SOURCE MATERIAL -
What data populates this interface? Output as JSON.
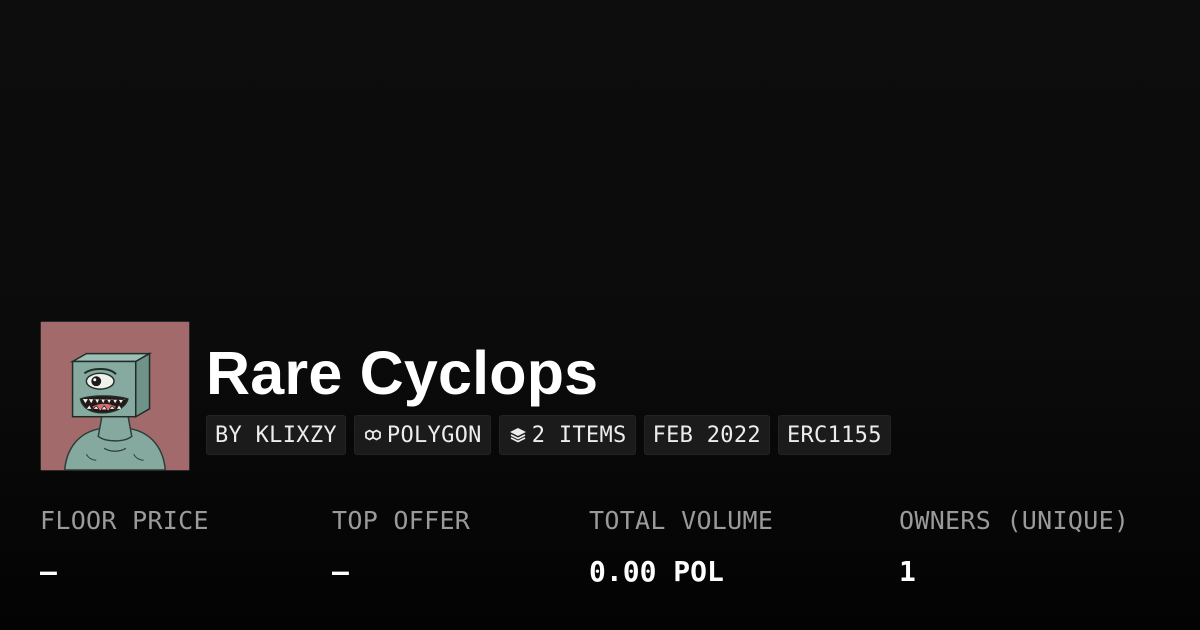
{
  "collection": {
    "name": "Rare Cyclops",
    "avatar_alt": "Rare Cyclops collection image"
  },
  "tags": {
    "creator": "BY KLIXZY",
    "chain": "POLYGON",
    "items": "2 ITEMS",
    "date": "FEB 2022",
    "standard": "ERC1155"
  },
  "icons": {
    "chain": "polygon-icon",
    "items": "layers-icon"
  },
  "stats": {
    "floor_price": {
      "label": "FLOOR PRICE",
      "value": "–"
    },
    "top_offer": {
      "label": "TOP OFFER",
      "value": "–"
    },
    "total_volume": {
      "label": "TOTAL VOLUME",
      "value": "0.00 POL"
    },
    "owners": {
      "label": "OWNERS (UNIQUE)",
      "value": "1"
    }
  },
  "colors": {
    "background": "#0c0c0c",
    "avatar_bg": "#a26a6b",
    "tag_bg": "#1b1b1b",
    "label": "#9a9a9a",
    "value": "#ffffff"
  }
}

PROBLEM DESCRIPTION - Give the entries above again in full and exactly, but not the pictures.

RESULT OF THIS EXERCISE -
What data populates this interface? Output as JSON.
{
  "collection": {
    "name": "Rare Cyclops",
    "avatar_alt": "Rare Cyclops collection image"
  },
  "tags": {
    "creator": "BY KLIXZY",
    "chain": "POLYGON",
    "items": "2 ITEMS",
    "date": "FEB 2022",
    "standard": "ERC1155"
  },
  "icons": {
    "chain": "polygon-icon",
    "items": "layers-icon"
  },
  "stats": {
    "floor_price": {
      "label": "FLOOR PRICE",
      "value": "–"
    },
    "top_offer": {
      "label": "TOP OFFER",
      "value": "–"
    },
    "total_volume": {
      "label": "TOTAL VOLUME",
      "value": "0.00 POL"
    },
    "owners": {
      "label": "OWNERS (UNIQUE)",
      "value": "1"
    }
  },
  "colors": {
    "background": "#0c0c0c",
    "avatar_bg": "#a26a6b",
    "tag_bg": "#1b1b1b",
    "label": "#9a9a9a",
    "value": "#ffffff"
  }
}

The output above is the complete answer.